Most Winnipeg Jets and Bomber fans know it by heart, as do city councillors and most students.

It’s an Indigenous land acknowledgement that’s said before most important gatherings in this province — except for daily proceedings at the Manitoba legislature.

That may be about to change.

The house will consider a resolution later today — a day after Manitoba Day — to include an Indigenous land acknowledgement at the start of proceedings. That would be in addition to the daily opening prayer, which begins "O eternal and almighty God, from whom all power and wisdom come…." The prayer has been recited by the Speaker before the beginning of each day’s business since 1937. It was adopted by the legislative assembly on April 13, 1937.

The private member’s resolution, which was introduced by northern NDP MLA Ian Bushie, says "in an era of reconciliation, it is imperative for the legislature to acknowledge and honour the Indigenous communities" and that the province is on traditional territories of the Anishinaabe, Dakota, Cree, Anishininew, Dene and Inuit people and the homeland of the Métis.

Bushie is hopeful the resolution will pass unanimously today and a discussion can begin with the house rules committee.

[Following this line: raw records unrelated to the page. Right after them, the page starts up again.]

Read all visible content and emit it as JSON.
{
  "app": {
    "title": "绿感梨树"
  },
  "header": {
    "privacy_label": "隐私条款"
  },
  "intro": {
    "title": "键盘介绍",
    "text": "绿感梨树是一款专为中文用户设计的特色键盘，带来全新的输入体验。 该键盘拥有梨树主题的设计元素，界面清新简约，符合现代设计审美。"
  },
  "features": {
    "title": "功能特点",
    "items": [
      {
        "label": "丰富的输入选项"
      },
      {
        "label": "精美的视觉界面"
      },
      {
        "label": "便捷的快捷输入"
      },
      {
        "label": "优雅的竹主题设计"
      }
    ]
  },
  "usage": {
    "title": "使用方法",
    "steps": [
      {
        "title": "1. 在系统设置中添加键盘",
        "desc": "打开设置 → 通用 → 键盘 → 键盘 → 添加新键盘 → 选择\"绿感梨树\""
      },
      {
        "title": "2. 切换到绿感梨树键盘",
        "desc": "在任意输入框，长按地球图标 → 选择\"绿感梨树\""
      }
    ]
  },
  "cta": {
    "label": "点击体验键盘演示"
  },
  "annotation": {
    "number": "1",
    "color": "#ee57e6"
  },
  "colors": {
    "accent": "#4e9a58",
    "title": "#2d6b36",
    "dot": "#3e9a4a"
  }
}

"We’re not asking for a budget, just to proceed along a path toward reconciliation," said the Indigenous affairs critic and former chief of Hollow Water First Nation. If the resolution passes, the wording of the acknowledgement needs to be worked out, he said.

Before the rules can change, house leaders would have to agree to call a rules committee meeting, Speaker Myrna Driedger said. "The decision would have to have consensus of all parties," she said in an email.

"Government is always open to these discussions and in fact has been calling for discussions on Manitoba Legislature Assembly rules for months," a spokesman for government house leader Kelvin Goertzen said Wednesday. "We would encourage the opposition to engage in these discussions."

Inclusion of a land acknowledgement has been mentioned on few occasions in the legislature: by NDP leader Wab Kinew in 2017, NDP MLA Matt Wiebe in 2019, and last month by NDP house leader Nahanni Fontaine, as she announced Bushie’s resolution.

"The last time I surveyed other jurisdictions in Canada about this, there were no jurisdictions that had a land acknowledgement in their daily proceedings," the Speaker noted.

"Done with sincerity, it’s a first sign of respect of the history and unique relationship with Indigenous people," said Kevin Chief, the former MLA for Point Douglas and a senior adviser on community development with True North Sports and Entertainment.

If he’d heard it at the start of daily proceedings when he was a member of the legislative assembly, it would have bolstered his pride as an Indigenous person and "it would’ve led to important conversations among all the elected representatives," said Chief, who held a cabinet post.

Since Oct. 13, 2016, the Winnipeg sports team says before every Jets home game that they play "on Treaty 1 land which consists of original territories of Anishinaabe, Cree, Oji-Cree, Dakota, and Dene peoples, and the homeland of the Métis Nation." Bushie remembers hearing that at a game for the first time.

"It took my breath away a little bit." Five years later, it’s had a positive impact on everyone, the MLA said.

"You have people who don’t understand culture or treaties who started asking questions," Bushie said. "It has people talking, and they have more information, and can form an educated opinion rather than a biased opinion." Chief agrees.

"I think it makes us all better," he said. "For the first time, a generation of young people knows more about this part of history than their parents and grandparents. They understand the importance of making sure we never have a generation of young people who don’t get to build relationships with one another," Chief said.

"For them to be able to hear that acknowledgement that no matter who you are, or where you come from, you belong in this space — we underestimate the opportunities that creates."

Carol Sanders

Carol Sanders
Legislature reporter

After 20 years of reporting on the growing diversity of people calling Manitoba home, Carol moved to the legislature bureau in early 2020.